Uncle Bobby and I were a little hesitant but we knew that the hike was #1 on Dad's list for the trip so we stuck through it. Luckily for us, just as we arrived at the summit, the sun broke through the clouds and we were able to see everything.

In the end, the tramp was pretty awesome and it's pretty cool to be able to say that I climbed the tallest peak in Australia. (These two pictures are of the same stream. One was taken when we were climbing up the mountain and the other on the way down. The difference is awesome).
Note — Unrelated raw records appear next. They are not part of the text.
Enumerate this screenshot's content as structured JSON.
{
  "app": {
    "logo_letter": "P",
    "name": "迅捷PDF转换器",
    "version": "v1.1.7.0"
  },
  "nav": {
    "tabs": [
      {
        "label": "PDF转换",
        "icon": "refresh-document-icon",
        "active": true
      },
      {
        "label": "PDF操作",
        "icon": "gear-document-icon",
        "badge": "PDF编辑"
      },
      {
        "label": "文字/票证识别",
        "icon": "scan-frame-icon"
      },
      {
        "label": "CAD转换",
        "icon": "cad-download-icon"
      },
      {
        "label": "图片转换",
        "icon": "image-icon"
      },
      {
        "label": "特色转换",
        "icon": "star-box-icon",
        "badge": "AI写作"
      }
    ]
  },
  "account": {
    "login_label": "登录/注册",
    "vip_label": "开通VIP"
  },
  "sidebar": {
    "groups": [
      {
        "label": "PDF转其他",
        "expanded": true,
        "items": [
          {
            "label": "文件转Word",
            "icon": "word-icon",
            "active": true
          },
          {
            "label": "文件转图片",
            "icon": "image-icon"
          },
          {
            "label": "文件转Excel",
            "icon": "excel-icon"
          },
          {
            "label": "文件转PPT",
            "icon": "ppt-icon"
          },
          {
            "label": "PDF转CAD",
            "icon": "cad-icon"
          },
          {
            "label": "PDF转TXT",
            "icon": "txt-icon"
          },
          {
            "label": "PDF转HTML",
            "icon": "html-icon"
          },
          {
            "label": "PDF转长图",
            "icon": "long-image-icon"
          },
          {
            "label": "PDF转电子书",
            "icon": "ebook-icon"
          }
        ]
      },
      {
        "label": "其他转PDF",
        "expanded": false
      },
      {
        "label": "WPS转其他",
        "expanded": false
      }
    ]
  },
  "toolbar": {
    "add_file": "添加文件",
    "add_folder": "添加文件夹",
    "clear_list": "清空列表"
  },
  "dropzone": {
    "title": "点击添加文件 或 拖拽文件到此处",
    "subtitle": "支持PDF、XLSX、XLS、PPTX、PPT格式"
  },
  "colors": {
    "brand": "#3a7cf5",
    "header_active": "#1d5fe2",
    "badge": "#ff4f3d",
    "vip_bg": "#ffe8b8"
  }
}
After that it was two days of small towns and the coastline. The small towns absolutely reminded me of New Zealand. I love the small town vibe over here and it was great to be able to stop in some more, just to meet the locals, get a coffee and see what strange thing each one is proud of. The coast is also really pretty. Australia may have some of the most desolate landscape that I've seen on this trip, but they also have some of the most beautiful beaches.

And now I'm in Melbourne. The last two days have been great here and I'll be sad to leave my newly found cousins (and Australia) in the AM. But now its on to Fiji and then the USA. These past few weeks, and past few months have flown by and I have a new respect for time. It never stands still, so take full advantage of every minute.

More from the South Pacific soon,


Thursday, November 26, 2009

'tis the season

Kia Ora,

So in both New Zealand and Australia, the Christmas season starts immediately after Guy Fawkes Day (5 November). I must say that it is really weird seeing Christmas decorations in early November. In the US, we wait until after Thanksgiving before going full force into the season.

Well, today was Thanksgiving. Weirdest Thanksgiving of my life. No parade, no stuffing, no turkey, no pie, no Braveheart. It just didn't feel like Thanksgiving without these things. Our hope was to find a restaurant serving Kangaroo for dinner, but we were unable to do so. Instead, we went to a Chinese restaurant, where we all ordered duck. This immediately reminded me of the movie A Christmas Story. As the Christmas season in the movie ends, thus did mine begin. Once we left the restaurant, the Christmas lights across the street lit up and showed us that Christmas has truly arrived, both here and in the US.

Eat lots of turkey America. Happy Thanksgiving! :)

- Liam